··· DATASET RECORDS

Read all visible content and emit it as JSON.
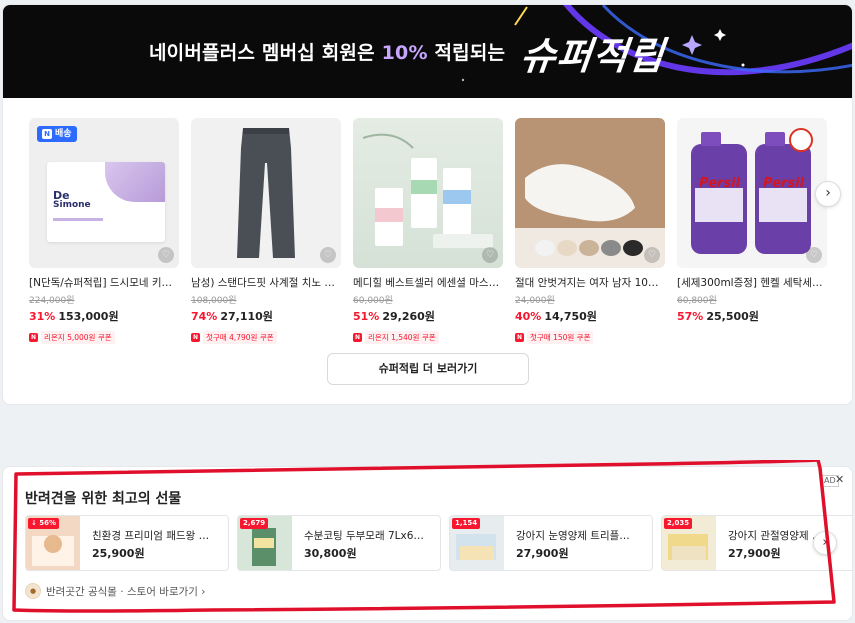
{
  "banner": {
    "text_before": "네이버플러스 멤버십 회원은 ",
    "text_highlight": "10%",
    "text_after": " 적립되는",
    "logo": "슈퍼적립"
  },
  "products": [
    {
      "badge": "배송",
      "thumb_label_1": "De",
      "thumb_label_2": "Simone",
      "title": "[N단독/슈퍼적립] 드시모네 키즈…",
      "orig_price": "224,000원",
      "rate": "31%",
      "price": "153,000원",
      "coupon": "리온지 5,000원 쿠폰"
    },
    {
      "title": "남성) 스탠다드핏 사계절 치노 …",
      "orig_price": "108,000원",
      "rate": "74%",
      "price": "27,110원",
      "coupon": "첫구매 4,790원 쿠폰"
    },
    {
      "title": "메디힐 베스트셀러 에센셜 마스…",
      "orig_price": "60,000원",
      "rate": "51%",
      "price": "29,260원",
      "coupon": "리온지 1,540원 쿠폰"
    },
    {
      "title": "절대 안벗겨지는 여자 남자 10…",
      "orig_price": "24,000원",
      "rate": "40%",
      "price": "14,750원",
      "coupon": "첫구매 150원 쿠폰"
    },
    {
      "brand": "Persil",
      "title": "[세제300ml증정] 헨켈 세탁세제 …",
      "orig_price": "60,800원",
      "rate": "57%",
      "price": "25,500원",
      "coupon": ""
    }
  ],
  "more_button": "슈퍼적립 더 보러가기",
  "ad": {
    "title": "반려견을 위한 최고의 선물",
    "ad_label": "AD",
    "close": "✕",
    "items": [
      {
        "badge": "↓ 56%",
        "name": "친환경 프리미엄 패드왕 …",
        "price": "25,900원"
      },
      {
        "badge": "2,679",
        "name": "수분코팅 두부모래 7Lx6…",
        "price": "30,800원"
      },
      {
        "badge": "1,154",
        "name": "강아지 눈영양제 트리플…",
        "price": "27,900원"
      },
      {
        "badge": "2,035",
        "name": "강아지 관절영양제 …",
        "price": "27,900원"
      }
    ],
    "store_link": "반려곳간 공식몰 · 스토어 바로가기 ›"
  },
  "icons": {
    "next": "›",
    "heart": "♡"
  },
  "colors": {
    "accent_red": "#f7172f",
    "banner_bg": "#0a0a0a",
    "highlight_purple": "#c8a6ff",
    "annotation_red": "#e0102c"
  }
}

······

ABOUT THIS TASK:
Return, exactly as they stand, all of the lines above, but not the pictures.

SOLVED EXERCISE:
Read all visible content and emit it as JSON.
{
  "banner": {
    "text_before": "네이버플러스 멤버십 회원은 ",
    "text_highlight": "10%",
    "text_after": " 적립되는",
    "logo": "슈퍼적립"
  },
  "products": [
    {
      "badge": "배송",
      "thumb_label_1": "De",
      "thumb_label_2": "Simone",
      "title": "[N단독/슈퍼적립] 드시모네 키즈…",
      "orig_price": "224,000원",
      "rate": "31%",
      "price": "153,000원",
      "coupon": "리온지 5,000원 쿠폰"
    },
    {
      "title": "남성) 스탠다드핏 사계절 치노 …",
      "orig_price": "108,000원",
      "rate": "74%",
      "price": "27,110원",
      "coupon": "첫구매 4,790원 쿠폰"
    },
    {
      "title": "메디힐 베스트셀러 에센셜 마스…",
      "orig_price": "60,000원",
      "rate": "51%",
      "price": "29,260원",
      "coupon": "리온지 1,540원 쿠폰"
    },
    {
      "title": "절대 안벗겨지는 여자 남자 10…",
      "orig_price": "24,000원",
      "rate": "40%",
      "price": "14,750원",
      "coupon": "첫구매 150원 쿠폰"
    },
    {
      "brand": "Persil",
      "title": "[세제300ml증정] 헨켈 세탁세제 …",
      "orig_price": "60,800원",
      "rate": "57%",
      "price": "25,500원",
      "coupon": ""
    }
  ],
  "more_button": "슈퍼적립 더 보러가기",
  "ad": {
    "title": "반려견을 위한 최고의 선물",
    "ad_label": "AD",
    "close": "✕",
    "items": [
      {
        "badge": "↓ 56%",
        "name": "친환경 프리미엄 패드왕 …",
        "price": "25,900원"
      },
      {
        "badge": "2,679",
        "name": "수분코팅 두부모래 7Lx6…",
        "price": "30,800원"
      },
      {
        "badge": "1,154",
        "name": "강아지 눈영양제 트리플…",
        "price": "27,900원"
      },
      {
        "badge": "2,035",
        "name": "강아지 관절영양제 …",
        "price": "27,900원"
      }
    ],
    "store_link": "반려곳간 공식몰 · 스토어 바로가기 ›"
  },
  "icons": {
    "next": "›",
    "heart": "♡"
  },
  "colors": {
    "accent_red": "#f7172f",
    "banner_bg": "#0a0a0a",
    "highlight_purple": "#c8a6ff",
    "annotation_red": "#e0102c"
  }
}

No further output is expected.